Summary: All the websites that I researched stated their mission focus on the homepage, along with a hero image that draws the user's attention at first glance. They were clear about what the purpose of their website was and informed visitors about the efforts they were taking in sea turtle preservation.
To get a sense of what types of problems visitors to the website might run into, I conducted a heuristics analysis by developing tasks for in-class user testing. I asked 3 of my classmates to do the following:
Summary: I found that the amount of information presented on each page is overwhelming and drowns out the intended message. In addition, the number of links gave the website a cluttered impression and made it difficult to know where to begin finding more information on subjects such as research opportunities or the organization's mission statement.
Since one of the main issues with the current website was the navigation and links, I did a closed card sorting amongst 3 of my classmates to see how they chose to sort the information given the cards I provided them.
I chose About, Programs, Get Involved, and Sea Turtles to be the main links for the navigation bar based on how the organizations I researched for in the competitive analysis sorted them. My goal was to simplify the website as much as possible, and I didn't want more than 5 main links for the navigation.
Summary: Most of the participants agreed to have the tabs relating to sea turtles under the "Sea Turtle" tab, along with general information and history being sorted under the "About" tab. However, they found that "Support" and "Get Involved" were too similar and that some of the links sounded too vague to be sorted under a specific category.

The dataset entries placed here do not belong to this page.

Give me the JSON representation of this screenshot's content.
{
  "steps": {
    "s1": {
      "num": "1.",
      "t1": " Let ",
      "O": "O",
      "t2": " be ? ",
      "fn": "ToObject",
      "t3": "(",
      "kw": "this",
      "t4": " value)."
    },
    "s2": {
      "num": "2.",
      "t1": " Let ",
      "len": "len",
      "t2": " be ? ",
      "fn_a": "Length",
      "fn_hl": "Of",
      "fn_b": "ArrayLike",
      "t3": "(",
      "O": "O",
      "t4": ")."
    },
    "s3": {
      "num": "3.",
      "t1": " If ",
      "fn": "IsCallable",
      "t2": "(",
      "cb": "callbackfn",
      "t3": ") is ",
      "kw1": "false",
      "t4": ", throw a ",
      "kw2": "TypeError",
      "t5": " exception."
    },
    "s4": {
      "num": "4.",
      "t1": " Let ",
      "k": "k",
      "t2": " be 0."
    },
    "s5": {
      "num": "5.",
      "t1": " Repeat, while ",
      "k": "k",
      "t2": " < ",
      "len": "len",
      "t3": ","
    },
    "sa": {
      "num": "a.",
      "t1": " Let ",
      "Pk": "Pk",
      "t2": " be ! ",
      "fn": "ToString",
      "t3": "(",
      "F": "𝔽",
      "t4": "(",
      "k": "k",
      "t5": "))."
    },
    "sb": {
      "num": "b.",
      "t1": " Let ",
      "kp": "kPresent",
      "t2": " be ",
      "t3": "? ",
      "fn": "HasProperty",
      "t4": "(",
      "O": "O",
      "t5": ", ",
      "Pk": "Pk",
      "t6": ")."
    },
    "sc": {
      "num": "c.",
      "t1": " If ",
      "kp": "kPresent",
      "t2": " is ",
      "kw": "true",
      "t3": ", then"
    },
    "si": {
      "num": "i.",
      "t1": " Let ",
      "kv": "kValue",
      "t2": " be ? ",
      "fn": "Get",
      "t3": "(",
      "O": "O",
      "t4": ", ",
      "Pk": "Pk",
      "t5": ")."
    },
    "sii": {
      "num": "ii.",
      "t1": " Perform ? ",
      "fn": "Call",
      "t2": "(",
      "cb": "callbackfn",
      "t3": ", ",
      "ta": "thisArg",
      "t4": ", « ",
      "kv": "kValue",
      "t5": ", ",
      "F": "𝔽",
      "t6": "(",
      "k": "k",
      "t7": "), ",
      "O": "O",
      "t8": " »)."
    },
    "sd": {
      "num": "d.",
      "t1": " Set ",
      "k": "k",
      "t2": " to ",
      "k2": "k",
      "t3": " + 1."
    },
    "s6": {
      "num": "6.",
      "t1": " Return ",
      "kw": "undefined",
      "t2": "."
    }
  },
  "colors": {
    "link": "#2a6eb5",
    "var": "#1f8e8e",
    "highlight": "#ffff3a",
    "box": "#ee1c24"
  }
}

After card sorting, I moved on to develop low-fidelity wireframes for both the desktop and mobile interfaces.
One of the main issues I realized, specifically for mobile, was to be mindful of the screen size. I learned that it was also important to consider gridlines when designing for both website and mobile interfaces so that the elements are evenly spaced and lined up with each other.
From there, I fleshed them out into paper prototypes that I conducted informal user testing on.
Following the paper prototype, I went on to design hi-fi wireframes to user-test amongst my classmates. The feedback I received was that the site was visually pleasing, but tweaks could be made regarding where the links lead along with developing a specific user journey rather than focusing on developing an assortment of pages.
For the desktop, the navigation bar is stagnant on the right and users can easily click the main link for the nested links to slide underneath. This takes away from having multiple tabs slide open.
On mobile, this feature is present as well when the menu icon is clicked on the top right.
High-Fidelity Desktop Wireframes
High-Fidelity Mobile Wireframes
Since the Sea Turtle Conservancy is a non-profit, there are certain limitations on what they can change. However, I definitely would like to connect with them to learn more about how they created their website and what decisions went into that process, and what steps could be taken to further enhance it.